— Task details —
The answer is the full set of records, given again exactly and without images.

[Saved data entries]
----
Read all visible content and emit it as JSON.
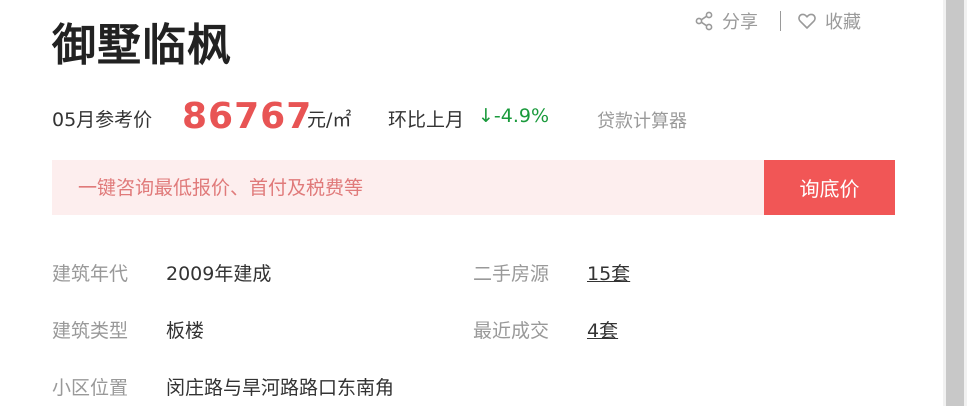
{
  "title": "御墅临枫",
  "actions": {
    "share": "分享",
    "favorite": "收藏"
  },
  "price": {
    "label": "05月参考价",
    "value": "86767",
    "unit": "元/㎡",
    "mom_label": "环比上月",
    "mom_value": "↓-4.9%",
    "loan_calculator": "贷款计算器"
  },
  "consult": {
    "placeholder": "一键咨询最低报价、首付及税费等",
    "button": "询底价"
  },
  "info": {
    "build_year": {
      "label": "建筑年代",
      "value": "2009年建成"
    },
    "second_hand": {
      "label": "二手房源",
      "value": "15套"
    },
    "build_type": {
      "label": "建筑类型",
      "value": "板楼"
    },
    "recent_deals": {
      "label": "最近成交",
      "value": "4套"
    },
    "location": {
      "label": "小区位置",
      "value": "闵庄路与旱河路路口东南角"
    }
  },
  "colors": {
    "price": "#e85454",
    "mom": "#1a9a3c",
    "button": "#f15656",
    "consult_bg": "#fdeeee"
  },
  "icons": {
    "share": "share-icon",
    "favorite": "heart-icon"
  }
}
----
— Result below —
Read all visible content and emit it as JSON.
{
  "title": "御墅临枫",
  "actions": {
    "share": "分享",
    "favorite": "收藏"
  },
  "price": {
    "label": "05月参考价",
    "value": "86767",
    "unit": "元/㎡",
    "mom_label": "环比上月",
    "mom_value": "↓-4.9%",
    "loan_calculator": "贷款计算器"
  },
  "consult": {
    "placeholder": "一键咨询最低报价、首付及税费等",
    "button": "询底价"
  },
  "info": {
    "build_year": {
      "label": "建筑年代",
      "value": "2009年建成"
    },
    "second_hand": {
      "label": "二手房源",
      "value": "15套"
    },
    "build_type": {
      "label": "建筑类型",
      "value": "板楼"
    },
    "recent_deals": {
      "label": "最近成交",
      "value": "4套"
    },
    "location": {
      "label": "小区位置",
      "value": "闵庄路与旱河路路口东南角"
    }
  },
  "colors": {
    "price": "#e85454",
    "mom": "#1a9a3c",
    "button": "#f15656",
    "consult_bg": "#fdeeee"
  },
  "icons": {
    "share": "share-icon",
    "favorite": "heart-icon"
  }
}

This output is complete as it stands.